Interface dataset entries:

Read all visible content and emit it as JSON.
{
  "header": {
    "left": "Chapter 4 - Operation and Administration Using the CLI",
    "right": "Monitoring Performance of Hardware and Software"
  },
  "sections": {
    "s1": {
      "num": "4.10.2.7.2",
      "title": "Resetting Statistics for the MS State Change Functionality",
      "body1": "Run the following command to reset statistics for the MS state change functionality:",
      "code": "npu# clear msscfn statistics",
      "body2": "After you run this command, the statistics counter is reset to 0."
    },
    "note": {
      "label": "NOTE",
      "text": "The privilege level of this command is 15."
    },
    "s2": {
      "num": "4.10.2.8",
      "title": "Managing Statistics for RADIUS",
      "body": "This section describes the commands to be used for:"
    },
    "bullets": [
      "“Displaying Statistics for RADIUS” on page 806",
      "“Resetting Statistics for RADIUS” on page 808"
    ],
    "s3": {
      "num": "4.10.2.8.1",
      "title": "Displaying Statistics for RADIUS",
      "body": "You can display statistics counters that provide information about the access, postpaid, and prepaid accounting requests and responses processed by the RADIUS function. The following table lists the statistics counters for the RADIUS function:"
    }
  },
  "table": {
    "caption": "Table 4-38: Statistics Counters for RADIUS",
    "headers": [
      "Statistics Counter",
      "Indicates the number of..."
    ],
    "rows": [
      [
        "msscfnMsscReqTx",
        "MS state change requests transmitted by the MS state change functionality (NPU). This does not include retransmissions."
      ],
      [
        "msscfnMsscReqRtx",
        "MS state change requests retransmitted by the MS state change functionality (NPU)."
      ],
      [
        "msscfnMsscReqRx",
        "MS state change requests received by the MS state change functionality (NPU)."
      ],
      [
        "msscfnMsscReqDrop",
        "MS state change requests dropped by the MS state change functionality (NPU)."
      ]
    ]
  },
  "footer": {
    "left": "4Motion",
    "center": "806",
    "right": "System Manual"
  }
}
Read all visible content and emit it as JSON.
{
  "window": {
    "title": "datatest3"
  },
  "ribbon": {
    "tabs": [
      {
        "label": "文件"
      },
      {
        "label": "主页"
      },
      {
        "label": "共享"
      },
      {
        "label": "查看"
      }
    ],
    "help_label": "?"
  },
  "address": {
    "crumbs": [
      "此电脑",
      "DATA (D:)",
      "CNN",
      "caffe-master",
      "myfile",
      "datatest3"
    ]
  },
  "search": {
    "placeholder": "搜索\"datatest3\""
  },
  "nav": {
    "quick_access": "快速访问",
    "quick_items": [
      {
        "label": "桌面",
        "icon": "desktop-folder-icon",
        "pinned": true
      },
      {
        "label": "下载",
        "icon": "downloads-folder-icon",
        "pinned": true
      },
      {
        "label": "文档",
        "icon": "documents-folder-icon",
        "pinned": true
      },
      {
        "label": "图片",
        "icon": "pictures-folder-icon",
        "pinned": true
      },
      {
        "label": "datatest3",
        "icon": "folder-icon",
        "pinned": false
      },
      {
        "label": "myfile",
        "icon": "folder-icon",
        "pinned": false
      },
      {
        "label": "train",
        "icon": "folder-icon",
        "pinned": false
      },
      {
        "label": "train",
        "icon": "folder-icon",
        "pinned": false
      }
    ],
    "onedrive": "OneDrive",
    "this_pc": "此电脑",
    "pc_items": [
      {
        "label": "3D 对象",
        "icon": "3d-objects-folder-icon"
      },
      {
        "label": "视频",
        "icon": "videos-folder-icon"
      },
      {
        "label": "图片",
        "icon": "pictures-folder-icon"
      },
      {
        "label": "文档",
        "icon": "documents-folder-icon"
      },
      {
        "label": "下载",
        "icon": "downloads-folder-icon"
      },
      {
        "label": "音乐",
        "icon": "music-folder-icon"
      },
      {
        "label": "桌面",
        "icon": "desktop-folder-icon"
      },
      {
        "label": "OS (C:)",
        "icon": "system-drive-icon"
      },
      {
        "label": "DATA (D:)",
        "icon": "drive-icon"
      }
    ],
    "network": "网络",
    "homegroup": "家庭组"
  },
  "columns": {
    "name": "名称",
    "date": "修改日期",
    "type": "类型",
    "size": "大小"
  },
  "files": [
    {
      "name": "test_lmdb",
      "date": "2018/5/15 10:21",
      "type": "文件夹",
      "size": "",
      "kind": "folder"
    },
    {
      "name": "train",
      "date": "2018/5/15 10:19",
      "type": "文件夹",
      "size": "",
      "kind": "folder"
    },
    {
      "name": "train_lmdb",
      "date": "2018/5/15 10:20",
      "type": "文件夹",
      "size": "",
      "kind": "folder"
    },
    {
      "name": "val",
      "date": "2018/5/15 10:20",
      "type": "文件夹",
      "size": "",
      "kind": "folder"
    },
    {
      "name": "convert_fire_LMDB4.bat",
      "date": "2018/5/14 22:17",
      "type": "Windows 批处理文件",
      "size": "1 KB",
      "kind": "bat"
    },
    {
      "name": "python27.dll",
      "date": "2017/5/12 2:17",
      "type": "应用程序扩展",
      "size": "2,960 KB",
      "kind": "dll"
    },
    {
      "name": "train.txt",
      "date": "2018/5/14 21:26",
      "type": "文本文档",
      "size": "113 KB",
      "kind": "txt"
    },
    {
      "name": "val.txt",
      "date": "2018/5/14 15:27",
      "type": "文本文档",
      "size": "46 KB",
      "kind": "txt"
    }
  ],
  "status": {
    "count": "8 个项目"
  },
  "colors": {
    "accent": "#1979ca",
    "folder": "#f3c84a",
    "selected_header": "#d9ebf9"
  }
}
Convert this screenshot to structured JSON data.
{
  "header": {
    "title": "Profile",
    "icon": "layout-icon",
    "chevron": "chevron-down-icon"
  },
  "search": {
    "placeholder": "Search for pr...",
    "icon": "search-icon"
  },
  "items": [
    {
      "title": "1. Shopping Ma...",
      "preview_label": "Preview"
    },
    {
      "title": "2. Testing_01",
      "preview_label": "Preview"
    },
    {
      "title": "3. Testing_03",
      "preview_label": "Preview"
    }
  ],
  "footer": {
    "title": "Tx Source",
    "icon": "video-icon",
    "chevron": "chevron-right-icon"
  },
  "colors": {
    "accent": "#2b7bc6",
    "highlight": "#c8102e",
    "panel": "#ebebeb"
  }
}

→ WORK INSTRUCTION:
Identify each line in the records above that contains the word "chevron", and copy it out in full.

→ TASK ANSWER:
    "chevron": "chevron-down-icon"
    "chevron": "chevron-right-icon"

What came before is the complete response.